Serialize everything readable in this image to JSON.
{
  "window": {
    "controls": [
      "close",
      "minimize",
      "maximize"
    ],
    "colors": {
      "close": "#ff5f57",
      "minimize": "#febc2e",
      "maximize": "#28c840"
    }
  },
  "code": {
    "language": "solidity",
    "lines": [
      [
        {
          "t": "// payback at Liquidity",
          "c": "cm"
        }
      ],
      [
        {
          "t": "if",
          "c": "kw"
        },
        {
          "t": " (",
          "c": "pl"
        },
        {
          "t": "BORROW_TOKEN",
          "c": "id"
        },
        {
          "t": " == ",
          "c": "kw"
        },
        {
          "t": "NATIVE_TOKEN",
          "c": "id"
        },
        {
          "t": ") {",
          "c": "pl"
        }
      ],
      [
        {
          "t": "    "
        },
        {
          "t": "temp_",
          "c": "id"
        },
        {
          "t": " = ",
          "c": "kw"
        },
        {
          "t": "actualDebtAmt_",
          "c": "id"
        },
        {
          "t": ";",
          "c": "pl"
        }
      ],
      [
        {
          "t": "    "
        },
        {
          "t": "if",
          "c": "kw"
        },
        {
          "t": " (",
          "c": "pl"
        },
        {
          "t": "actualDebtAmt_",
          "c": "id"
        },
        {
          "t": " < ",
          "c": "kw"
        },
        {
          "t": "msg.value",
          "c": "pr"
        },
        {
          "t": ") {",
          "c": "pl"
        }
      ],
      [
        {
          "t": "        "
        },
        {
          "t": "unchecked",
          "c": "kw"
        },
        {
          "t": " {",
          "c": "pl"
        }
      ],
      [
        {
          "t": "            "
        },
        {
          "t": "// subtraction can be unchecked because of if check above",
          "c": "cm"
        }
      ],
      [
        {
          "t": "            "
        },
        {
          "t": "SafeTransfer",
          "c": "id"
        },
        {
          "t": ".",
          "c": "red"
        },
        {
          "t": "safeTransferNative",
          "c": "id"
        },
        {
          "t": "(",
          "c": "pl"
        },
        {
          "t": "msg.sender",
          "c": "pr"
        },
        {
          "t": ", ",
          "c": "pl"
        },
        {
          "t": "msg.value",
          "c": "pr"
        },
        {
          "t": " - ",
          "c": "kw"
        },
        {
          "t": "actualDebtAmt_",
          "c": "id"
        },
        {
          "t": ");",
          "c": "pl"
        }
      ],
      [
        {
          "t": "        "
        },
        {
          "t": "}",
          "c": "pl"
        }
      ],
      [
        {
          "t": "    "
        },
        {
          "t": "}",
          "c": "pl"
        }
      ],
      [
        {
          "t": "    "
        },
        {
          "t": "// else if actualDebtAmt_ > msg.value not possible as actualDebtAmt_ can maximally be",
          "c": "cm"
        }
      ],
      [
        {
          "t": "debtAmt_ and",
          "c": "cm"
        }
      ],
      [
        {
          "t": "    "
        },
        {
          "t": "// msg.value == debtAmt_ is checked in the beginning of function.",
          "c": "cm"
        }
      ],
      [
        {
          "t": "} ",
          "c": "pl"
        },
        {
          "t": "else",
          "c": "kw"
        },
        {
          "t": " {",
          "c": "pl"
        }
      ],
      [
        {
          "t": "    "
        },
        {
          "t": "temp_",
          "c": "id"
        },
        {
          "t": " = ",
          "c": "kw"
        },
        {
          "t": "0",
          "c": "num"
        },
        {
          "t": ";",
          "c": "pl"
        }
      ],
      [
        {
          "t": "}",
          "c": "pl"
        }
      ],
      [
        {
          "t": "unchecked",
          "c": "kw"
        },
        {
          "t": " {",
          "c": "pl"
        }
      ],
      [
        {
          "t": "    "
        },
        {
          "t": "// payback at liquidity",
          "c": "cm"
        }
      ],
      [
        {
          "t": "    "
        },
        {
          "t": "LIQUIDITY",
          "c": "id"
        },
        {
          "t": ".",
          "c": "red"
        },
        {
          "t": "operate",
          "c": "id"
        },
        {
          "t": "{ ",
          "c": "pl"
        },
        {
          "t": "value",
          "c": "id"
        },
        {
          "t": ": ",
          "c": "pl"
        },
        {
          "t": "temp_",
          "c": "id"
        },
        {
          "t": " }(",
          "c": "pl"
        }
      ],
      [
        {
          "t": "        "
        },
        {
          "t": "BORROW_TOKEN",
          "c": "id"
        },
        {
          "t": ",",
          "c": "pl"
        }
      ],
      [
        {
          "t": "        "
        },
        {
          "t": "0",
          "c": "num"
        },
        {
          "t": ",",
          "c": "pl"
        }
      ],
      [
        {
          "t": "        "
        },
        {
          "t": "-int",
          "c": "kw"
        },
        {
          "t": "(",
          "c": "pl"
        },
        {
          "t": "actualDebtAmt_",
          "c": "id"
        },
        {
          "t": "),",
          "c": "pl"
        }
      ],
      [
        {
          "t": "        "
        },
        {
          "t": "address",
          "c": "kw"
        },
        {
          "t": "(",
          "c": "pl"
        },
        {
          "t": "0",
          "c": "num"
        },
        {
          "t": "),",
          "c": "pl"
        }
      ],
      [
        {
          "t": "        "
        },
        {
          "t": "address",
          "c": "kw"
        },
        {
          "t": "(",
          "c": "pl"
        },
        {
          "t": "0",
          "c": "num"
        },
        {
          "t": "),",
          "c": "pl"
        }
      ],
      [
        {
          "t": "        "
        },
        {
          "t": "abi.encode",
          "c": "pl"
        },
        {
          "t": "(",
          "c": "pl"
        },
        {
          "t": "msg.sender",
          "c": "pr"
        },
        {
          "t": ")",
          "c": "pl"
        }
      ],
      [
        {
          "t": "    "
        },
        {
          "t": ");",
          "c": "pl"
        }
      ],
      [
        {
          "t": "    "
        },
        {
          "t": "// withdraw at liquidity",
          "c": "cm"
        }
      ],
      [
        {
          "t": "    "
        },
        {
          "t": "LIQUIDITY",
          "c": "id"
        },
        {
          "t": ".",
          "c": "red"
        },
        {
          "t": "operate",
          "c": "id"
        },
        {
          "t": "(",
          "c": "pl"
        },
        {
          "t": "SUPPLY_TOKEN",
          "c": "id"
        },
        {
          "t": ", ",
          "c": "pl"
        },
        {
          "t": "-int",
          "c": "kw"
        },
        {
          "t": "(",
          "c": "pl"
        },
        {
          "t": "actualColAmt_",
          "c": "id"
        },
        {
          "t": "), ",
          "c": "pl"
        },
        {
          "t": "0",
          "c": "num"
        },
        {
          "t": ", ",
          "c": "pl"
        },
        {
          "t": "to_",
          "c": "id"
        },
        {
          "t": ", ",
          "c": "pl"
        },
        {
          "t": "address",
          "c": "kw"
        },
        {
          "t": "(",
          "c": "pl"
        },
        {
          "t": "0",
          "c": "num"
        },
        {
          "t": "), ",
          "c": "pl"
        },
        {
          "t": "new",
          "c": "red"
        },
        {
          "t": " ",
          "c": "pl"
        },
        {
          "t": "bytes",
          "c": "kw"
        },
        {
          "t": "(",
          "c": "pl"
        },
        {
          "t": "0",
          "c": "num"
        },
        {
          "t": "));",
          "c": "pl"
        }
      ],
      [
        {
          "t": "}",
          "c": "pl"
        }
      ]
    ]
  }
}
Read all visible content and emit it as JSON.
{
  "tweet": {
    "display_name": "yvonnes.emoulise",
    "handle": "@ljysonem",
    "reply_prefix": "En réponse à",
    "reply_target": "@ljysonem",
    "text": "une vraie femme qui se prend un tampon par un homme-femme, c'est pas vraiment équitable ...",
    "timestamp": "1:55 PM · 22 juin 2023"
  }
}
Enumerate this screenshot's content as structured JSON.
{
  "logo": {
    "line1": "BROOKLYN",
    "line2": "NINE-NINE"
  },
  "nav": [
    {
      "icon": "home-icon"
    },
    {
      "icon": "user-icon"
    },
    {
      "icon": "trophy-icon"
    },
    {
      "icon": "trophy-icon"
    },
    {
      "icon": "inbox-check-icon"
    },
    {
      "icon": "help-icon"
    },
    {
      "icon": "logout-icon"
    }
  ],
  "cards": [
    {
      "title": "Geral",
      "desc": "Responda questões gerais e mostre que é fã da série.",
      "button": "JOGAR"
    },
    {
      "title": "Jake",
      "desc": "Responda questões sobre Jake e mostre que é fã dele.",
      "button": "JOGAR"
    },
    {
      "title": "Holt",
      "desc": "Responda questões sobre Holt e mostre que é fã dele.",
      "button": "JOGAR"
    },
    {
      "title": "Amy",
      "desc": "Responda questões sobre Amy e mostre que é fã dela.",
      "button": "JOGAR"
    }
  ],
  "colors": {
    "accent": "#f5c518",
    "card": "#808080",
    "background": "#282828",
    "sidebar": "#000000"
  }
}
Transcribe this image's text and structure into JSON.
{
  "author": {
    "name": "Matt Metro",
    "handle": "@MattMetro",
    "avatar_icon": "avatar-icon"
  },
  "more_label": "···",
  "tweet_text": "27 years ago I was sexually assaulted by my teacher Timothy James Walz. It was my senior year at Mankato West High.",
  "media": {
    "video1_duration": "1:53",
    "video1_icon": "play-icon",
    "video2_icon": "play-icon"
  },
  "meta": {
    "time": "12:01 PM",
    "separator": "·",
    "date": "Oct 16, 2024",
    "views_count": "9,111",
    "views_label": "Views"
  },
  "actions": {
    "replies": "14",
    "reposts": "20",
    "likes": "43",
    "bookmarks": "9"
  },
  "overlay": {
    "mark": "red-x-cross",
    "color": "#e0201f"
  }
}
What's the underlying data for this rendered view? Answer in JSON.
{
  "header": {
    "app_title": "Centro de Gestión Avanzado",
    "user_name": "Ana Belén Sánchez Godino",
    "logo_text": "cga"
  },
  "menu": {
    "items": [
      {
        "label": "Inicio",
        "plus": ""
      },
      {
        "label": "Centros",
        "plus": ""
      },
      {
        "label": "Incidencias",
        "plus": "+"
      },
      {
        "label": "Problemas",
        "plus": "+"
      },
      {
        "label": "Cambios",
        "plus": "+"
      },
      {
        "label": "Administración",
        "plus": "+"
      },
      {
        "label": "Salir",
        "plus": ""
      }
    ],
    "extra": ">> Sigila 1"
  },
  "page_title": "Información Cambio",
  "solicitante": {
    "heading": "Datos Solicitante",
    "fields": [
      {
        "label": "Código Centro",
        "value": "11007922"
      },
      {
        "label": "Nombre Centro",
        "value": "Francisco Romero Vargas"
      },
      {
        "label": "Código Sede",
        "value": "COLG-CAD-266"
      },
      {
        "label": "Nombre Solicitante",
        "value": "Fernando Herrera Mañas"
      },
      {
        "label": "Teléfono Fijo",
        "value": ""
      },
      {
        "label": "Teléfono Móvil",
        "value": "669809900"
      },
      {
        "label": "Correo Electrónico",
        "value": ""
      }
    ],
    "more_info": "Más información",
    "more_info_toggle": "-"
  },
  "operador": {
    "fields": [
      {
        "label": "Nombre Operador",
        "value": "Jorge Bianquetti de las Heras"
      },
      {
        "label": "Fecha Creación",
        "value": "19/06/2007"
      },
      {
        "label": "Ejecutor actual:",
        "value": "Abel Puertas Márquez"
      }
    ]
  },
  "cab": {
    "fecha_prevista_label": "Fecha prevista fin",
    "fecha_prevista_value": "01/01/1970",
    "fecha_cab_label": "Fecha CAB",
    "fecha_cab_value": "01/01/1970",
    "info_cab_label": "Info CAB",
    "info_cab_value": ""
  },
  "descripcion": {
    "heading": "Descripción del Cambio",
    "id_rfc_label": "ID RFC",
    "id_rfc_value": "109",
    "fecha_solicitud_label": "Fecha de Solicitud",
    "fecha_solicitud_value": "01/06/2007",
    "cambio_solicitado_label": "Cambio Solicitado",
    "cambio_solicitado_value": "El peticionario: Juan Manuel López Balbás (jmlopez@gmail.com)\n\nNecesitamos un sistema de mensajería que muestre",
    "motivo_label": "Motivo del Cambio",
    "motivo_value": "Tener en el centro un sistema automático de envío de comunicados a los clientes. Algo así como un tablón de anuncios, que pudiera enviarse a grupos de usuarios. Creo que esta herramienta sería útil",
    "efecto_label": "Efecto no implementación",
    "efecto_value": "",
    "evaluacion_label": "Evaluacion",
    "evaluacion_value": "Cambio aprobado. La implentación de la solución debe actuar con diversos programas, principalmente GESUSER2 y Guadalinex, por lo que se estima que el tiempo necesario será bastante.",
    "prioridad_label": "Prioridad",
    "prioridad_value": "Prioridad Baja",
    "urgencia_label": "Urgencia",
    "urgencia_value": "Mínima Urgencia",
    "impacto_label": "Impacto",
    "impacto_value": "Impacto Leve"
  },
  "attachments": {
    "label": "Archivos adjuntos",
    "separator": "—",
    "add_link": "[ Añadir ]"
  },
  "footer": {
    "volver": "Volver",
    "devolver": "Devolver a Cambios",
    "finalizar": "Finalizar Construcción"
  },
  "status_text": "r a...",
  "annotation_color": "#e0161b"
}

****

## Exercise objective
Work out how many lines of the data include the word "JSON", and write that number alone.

## Your solution
5